Preliminary Idea Evaluation
To objectively evaluate my top ten ideas from last week, I wrote a short survey asking participants to put a monetary value on my developing products. I submitted the survey to Amazon's Mechanical Turk and paid 14 online users to share their opinions.
I gave each product a "marketability score" equal to the number of participants who said they would buy the product plus one half the number of participants who said someone they know would buy the product. I further evaluated the five ideas with the highest marketability scores and compared the average price participants said they would pay to an estimated manufacturing cost for the product.
Heated Windshield Wipers:
The most marketable idea was "heated windshield wipers that remove ice and snow from the windshield of a car, in addition to rain." Though the idea isn't novel--innumerable patents have been placed--the concept is ripe for improvement. I constructed a two-by-two showing that there are many simple, low-end wipers that rely on friction or a separate de-icing agent and two complex, high-end wipers that use an active heating system. There appears to be an open market for a simple heated windshield wiper with a compact design. Neither heated windshield wiper on the market is built to be used year-round, a feature that could be valuable in a new design. Also note that there is an open but likely unfavorable market in complicated, chemical-based windshield wipers.
The other most popular idea also involved cleaning car windshields. I described it as "a modular windshield that removes ice and snow from the front of a car." It involves a thin, transparent coating that revolves around the windshield and displaces snow and ice. I found a patent that also involves moving windows on a vehicle.
The greatest design challenge for this product is engineering a system that makes effective use of the ultra-thin glass technology available to remove snow from a windshield. The concept must be further refined to reach an accurate manufacturing cost estimate. The survey participants were willing to pay $266 on average for this product.
One idea that proved surprisingly marketable was "a small package that expands into a portable lifeboat the size of a queen-size bed." The original idea was meant to rescue winter drowning victims, but I expect some of my survey participants were interested in the product for recreational purposes. The closest product that I could find on the market was the folding kayak, a very portable boat for a single passenger. I also found a patent for a folding lifeboat.
The greatest design challenge for this product is developing a method of rapidly expanding a small and portable package into a large floating object. A rough estimate of the retail price for a rapidly expanding lifeboat is $119, which is ten times an estimated materials cost where $6.90 is spent on six pounds of rubber, $4 is spent on four pounds of steel, and $1 is spent on miscellaneous expenses. This is on par with the $108 the survey participants were willing to pay on average.
Snowmobile Automatic Crash Response

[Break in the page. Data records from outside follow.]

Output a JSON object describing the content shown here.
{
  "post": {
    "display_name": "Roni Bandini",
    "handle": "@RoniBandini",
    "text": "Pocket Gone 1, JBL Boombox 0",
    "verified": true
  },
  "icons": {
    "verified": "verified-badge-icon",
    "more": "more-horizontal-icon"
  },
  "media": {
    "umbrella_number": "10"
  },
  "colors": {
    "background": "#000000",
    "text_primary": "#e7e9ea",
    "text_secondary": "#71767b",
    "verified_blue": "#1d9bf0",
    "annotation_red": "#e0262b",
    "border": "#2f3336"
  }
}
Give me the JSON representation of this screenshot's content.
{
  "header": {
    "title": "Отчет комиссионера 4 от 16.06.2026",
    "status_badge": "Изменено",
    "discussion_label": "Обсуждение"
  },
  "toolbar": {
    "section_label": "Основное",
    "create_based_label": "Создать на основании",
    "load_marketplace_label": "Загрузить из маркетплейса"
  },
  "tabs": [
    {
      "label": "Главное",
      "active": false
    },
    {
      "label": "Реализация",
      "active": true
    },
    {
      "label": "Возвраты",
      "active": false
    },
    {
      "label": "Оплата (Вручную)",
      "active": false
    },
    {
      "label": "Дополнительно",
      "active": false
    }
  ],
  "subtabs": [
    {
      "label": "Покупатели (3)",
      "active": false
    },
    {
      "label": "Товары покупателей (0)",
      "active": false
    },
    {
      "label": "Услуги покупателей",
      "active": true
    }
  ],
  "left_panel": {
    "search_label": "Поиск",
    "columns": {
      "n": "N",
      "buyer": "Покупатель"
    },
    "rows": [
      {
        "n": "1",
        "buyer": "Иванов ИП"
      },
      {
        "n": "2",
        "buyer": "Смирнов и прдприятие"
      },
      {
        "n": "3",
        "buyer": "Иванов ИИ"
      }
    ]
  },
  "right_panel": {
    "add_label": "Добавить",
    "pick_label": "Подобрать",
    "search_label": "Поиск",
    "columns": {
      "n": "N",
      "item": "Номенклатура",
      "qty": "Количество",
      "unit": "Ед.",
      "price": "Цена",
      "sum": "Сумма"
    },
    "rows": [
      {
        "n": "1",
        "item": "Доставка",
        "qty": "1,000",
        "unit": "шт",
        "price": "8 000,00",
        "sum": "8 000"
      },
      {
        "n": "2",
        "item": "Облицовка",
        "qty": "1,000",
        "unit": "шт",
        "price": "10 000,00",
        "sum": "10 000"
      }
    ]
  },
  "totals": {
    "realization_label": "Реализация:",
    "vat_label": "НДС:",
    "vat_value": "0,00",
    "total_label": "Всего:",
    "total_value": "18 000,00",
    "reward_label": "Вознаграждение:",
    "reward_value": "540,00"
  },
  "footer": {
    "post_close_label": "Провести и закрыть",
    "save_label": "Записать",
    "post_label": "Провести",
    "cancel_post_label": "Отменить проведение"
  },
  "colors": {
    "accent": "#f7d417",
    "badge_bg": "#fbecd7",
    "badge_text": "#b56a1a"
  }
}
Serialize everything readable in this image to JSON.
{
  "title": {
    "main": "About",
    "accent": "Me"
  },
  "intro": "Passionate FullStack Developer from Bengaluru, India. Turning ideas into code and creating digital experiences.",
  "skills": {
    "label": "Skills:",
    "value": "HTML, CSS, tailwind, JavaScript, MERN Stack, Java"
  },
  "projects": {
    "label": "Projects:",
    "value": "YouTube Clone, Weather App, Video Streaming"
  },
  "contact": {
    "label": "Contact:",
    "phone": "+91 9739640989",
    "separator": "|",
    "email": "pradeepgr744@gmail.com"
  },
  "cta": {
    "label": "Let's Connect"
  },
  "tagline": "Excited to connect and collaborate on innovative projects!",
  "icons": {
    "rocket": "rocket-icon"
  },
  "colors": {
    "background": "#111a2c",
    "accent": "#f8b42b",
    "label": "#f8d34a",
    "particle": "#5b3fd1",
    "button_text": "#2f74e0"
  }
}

The fourth most popular idea was "an automatic emergency response system built into a snowmobile that alerts medical personal when the snowmobile is crashed." Many cars feature similar systems that could easily and affordably be applied to a snowmobile. I was particularly interested in Ford's Sync system which utilizes bluetooth and smartphones to make the technology cheaper. The patent for this technology is (somewhat disputably) held by Eagle Harbor Holdings.
The greatest design challenge for this product is reducing the retail price. In my research I found forums discussing the concept. It seemed that online snow mobile enthusiasts had limited interest in adding to the cost of their snowmobiles. I wasn't entirely sure how to estimate the cost of developing the mostly digital technology. Paying a team of five app developers each $15 per hour for 100 hours would cost $7500. This cost would be spread across numerous snowmobiles however. My survery participants were only willing to pay $81 on average (removing an outlier who was willing to pay $2000), reinforcing my findings that the retail price is a major limiting factor. Ford's Sync system is substantially more expensive at $395.
Clothing with GPS and Automatic Emergency Response
The last popular idea was "an automatic emergency response system built into a hat that alerts medical personal when the wearer of the hat is submerged in dangerously cold water." I found one patent that features socks utilizing GPS technology for many purposes, including emergency situations.
The greatest design challenge for this project is engineering a relatively small GPS device that functions underwater. A rough estimate of the retail price for clothing with integrated GPS technology is $120, which is ten times an estimated materials cost where $2 is spent on fabric, and $10 is spent on electronics and miscellaneous expenses. My survey participants were willing to pay $84 on average for this product.